THE DATA Start Marker

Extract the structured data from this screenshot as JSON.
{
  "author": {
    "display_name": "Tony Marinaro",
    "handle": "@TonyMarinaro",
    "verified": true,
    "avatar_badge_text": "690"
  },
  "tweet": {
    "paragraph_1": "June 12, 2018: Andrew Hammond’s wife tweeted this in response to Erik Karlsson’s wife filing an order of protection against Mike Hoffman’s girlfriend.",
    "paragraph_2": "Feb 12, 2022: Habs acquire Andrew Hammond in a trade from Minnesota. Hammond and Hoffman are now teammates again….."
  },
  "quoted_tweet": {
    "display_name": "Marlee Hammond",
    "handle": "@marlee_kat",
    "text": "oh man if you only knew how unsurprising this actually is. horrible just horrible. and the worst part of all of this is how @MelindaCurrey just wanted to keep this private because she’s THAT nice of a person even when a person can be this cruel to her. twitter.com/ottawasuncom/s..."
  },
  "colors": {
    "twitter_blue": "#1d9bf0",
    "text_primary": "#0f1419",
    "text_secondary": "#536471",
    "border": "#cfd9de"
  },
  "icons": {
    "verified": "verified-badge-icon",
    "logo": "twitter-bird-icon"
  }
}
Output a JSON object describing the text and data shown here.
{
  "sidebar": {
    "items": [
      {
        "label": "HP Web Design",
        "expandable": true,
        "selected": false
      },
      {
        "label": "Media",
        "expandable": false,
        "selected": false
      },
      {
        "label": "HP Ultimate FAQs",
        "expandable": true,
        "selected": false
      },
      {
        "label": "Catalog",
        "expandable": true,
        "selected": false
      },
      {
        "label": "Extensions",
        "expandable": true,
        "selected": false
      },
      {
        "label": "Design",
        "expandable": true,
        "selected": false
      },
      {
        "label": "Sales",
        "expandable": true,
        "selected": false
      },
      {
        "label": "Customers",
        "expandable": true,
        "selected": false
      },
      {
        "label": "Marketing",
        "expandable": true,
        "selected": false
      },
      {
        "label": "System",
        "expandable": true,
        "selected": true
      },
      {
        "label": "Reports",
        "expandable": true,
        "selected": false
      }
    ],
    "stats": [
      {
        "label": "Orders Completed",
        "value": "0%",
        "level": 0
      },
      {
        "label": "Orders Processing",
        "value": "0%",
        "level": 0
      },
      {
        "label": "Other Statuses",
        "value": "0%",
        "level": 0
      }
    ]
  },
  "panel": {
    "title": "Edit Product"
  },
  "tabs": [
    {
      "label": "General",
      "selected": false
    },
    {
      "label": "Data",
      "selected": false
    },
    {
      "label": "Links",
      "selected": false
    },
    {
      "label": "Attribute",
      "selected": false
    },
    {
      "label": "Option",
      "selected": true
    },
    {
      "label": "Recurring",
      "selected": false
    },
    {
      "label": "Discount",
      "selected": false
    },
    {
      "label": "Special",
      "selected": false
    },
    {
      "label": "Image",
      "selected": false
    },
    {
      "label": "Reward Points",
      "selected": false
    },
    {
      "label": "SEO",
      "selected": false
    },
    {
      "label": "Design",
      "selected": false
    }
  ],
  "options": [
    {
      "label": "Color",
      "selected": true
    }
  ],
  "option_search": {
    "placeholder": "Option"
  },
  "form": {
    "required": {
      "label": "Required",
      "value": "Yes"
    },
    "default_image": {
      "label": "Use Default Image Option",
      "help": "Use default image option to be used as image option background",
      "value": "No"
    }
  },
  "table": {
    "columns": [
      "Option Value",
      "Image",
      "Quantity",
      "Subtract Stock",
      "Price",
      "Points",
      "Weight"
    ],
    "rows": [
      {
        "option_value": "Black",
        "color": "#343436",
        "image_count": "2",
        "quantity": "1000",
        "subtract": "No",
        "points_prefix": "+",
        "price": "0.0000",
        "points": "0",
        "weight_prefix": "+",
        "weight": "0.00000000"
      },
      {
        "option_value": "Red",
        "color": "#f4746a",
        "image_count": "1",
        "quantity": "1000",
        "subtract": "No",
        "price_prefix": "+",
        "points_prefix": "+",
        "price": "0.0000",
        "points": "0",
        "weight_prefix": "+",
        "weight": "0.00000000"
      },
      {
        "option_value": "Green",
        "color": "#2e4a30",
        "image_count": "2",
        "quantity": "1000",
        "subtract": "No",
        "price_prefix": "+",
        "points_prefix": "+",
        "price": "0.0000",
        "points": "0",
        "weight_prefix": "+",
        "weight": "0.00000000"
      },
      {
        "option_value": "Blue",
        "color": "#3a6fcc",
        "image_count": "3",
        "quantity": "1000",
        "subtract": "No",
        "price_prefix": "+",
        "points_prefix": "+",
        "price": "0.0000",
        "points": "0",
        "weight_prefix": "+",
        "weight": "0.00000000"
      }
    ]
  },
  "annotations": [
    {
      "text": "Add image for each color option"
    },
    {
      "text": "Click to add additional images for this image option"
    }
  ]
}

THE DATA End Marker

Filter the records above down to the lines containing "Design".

        "label": "HP Web Design",
        "label": "Design",
      "label": "Design",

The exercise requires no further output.